‘I was in Baltimore doing a movie when I found out I got the role of Bond,’ he says. And I was at Whole Foods, doing my weekly shopping, strolling around with a cart full of food, when (producer) Barbara Broccoli called and said, ‘Over to you, kiddo.’
‘So I got my trolley and pushed it silently down an aisle, strolled into the booze department and bought a bottle of vodka and a bottle of vermouth, a glass and a shaker, took it home and drank it, and then went out and drank probably three more vodka martinis.’
‘When you think about it, it’s pretty sad.’ But I must have had a strange expression on my face because the bartender kept asking what was going on, and I replied, ‘I can’t tell you!’
Daniel recently highlighted the franchise’s outmoded James Bond plotlines, such as the concept of glamorous disposable so-called Bond girls.
In an interview with Lorraine Kelly, he remarked of the spy series, the newest instalment of which, No Time To Die, was released this week, that ‘you’ve got to adapt’ to the times.
‘Certainly, a lot of what happened in the previous films is problematic now… different times, but we didn’t want to lose the essence [in the new picture].’ It’s still a Bond film.
‘I’ve been allowed free rein to have an impact on it, but I’ve never forgotten that.’ We can have all of the fundamental components and things that people have liked over the years, but you have to adapt.
‘One of my main concerns is that all of the characters, especially the women, must be clever and believable.’
Daniel also revealed to Lorraine that he was overtaken with emotion while filming his farewell sequence as Bond.

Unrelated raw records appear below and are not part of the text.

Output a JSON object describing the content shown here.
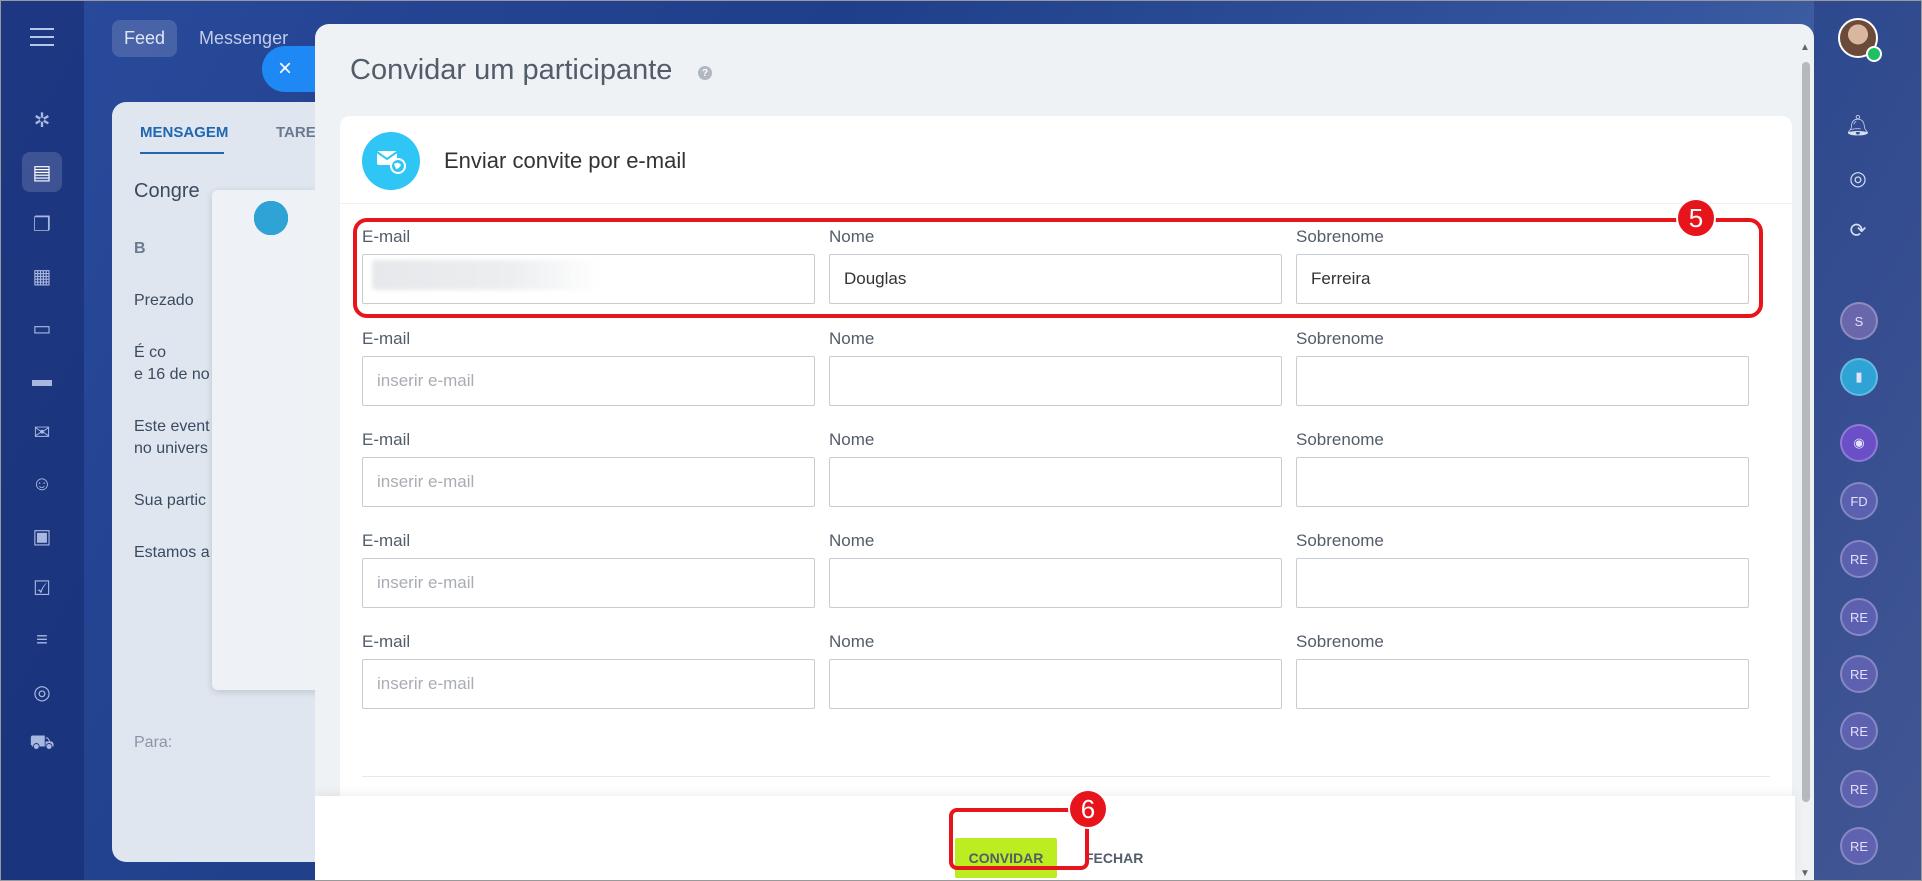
{
  "background": {
    "top_tabs": [
      "Feed",
      "Messenger"
    ],
    "panel_tabs": [
      "MENSAGEM",
      "TAREF"
    ],
    "panel_texts": [
      "Congre",
      "B",
      "Prezado",
      "É co",
      "e 16 de no",
      "Este event",
      "no univers",
      "Sua partic",
      "Estamos a",
      "Para:"
    ],
    "left_nav_icons": [
      "menu-icon",
      "puzzle-icon",
      "feed-icon",
      "chat-icon",
      "calendar-icon",
      "document-icon",
      "car-icon",
      "mail-icon",
      "contacts-icon",
      "presentation-icon",
      "tasks-icon",
      "filter-icon",
      "target-icon",
      "cart-icon"
    ]
  },
  "right_rail": {
    "status": "online",
    "circles": [
      "S",
      "",
      "",
      "FD",
      "RE",
      "RE",
      "RE",
      "RE",
      "RE",
      "RE"
    ]
  },
  "modal": {
    "title": "Convidar um participante",
    "help_icon": "?",
    "close_icon": "×",
    "section_title": "Enviar convite por e-mail",
    "rows": [
      {
        "email_label": "E-mail",
        "email_value": "",
        "email_placeholder": "",
        "name_label": "Nome",
        "name_value": "Douglas",
        "surname_label": "Sobrenome",
        "surname_value": "Ferreira"
      },
      {
        "email_label": "E-mail",
        "email_value": "",
        "email_placeholder": "inserir e-mail",
        "name_label": "Nome",
        "name_value": "",
        "surname_label": "Sobrenome",
        "surname_value": ""
      },
      {
        "email_label": "E-mail",
        "email_value": "",
        "email_placeholder": "inserir e-mail",
        "name_label": "Nome",
        "name_value": "",
        "surname_label": "Sobrenome",
        "surname_value": ""
      },
      {
        "email_label": "E-mail",
        "email_value": "",
        "email_placeholder": "inserir e-mail",
        "name_label": "Nome",
        "name_value": "",
        "surname_label": "Sobrenome",
        "surname_value": ""
      },
      {
        "email_label": "E-mail",
        "email_value": "",
        "email_placeholder": "inserir e-mail",
        "name_label": "Nome",
        "name_value": "",
        "surname_label": "Sobrenome",
        "surname_value": ""
      }
    ],
    "invite_button": "CONVIDAR",
    "close_button": "FECHAR"
  },
  "annotations": {
    "step_5": "5",
    "step_6": "6"
  },
  "colors": {
    "accent_green": "#bbed21",
    "highlight_red": "#e8141c",
    "mail_icon_blue": "#2fc6f6"
  }
}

‘Everyone showed up – all the department heads walked down, and I thought to myself, ‘Oh God, I have to make a speech, this is my worst fear.’ I struggled to keep it together as it all spilled out at once.
‘All of those folks I go to work with every day, especially on this film, the collective effort was so tremendous and meant so much to me that everyone put in that hard work – that’s what I’ll miss so much,’ she says.
No Time To Die is the 25th film in the Bond franchise, and it follows Bond after he has left active service and is living a peaceful life in Jamaica when his old buddy Felix Leiter, played by Jeffrey Wright, from the CIA shows up begging for assistance.
Bond returns to the field after leaving his seemingly perfect life with Madeleine (Lea Seydoux) to face Safin (Rami Malek), who is armed with a new hazardous technology that could harm the planet.
Producer Barbara Broccoli has already foreshadowed what fans might expect, stating that the film would provide a satisfactory conclusion for Daniel Craig’s Bond.
‘It’s a culmination of everything that his representation of the character has been through, and it ties together all the storylines,’ she stated on the official James Bond podcast. ‘I have to say, it’s a really epic film.’
Daniel took over as Bond from Pierce Brosnan in Casino Royale in 2006, and went on to act in Quantum of Solace in 2008, Skyfall in 2012, and Spectre in 2015.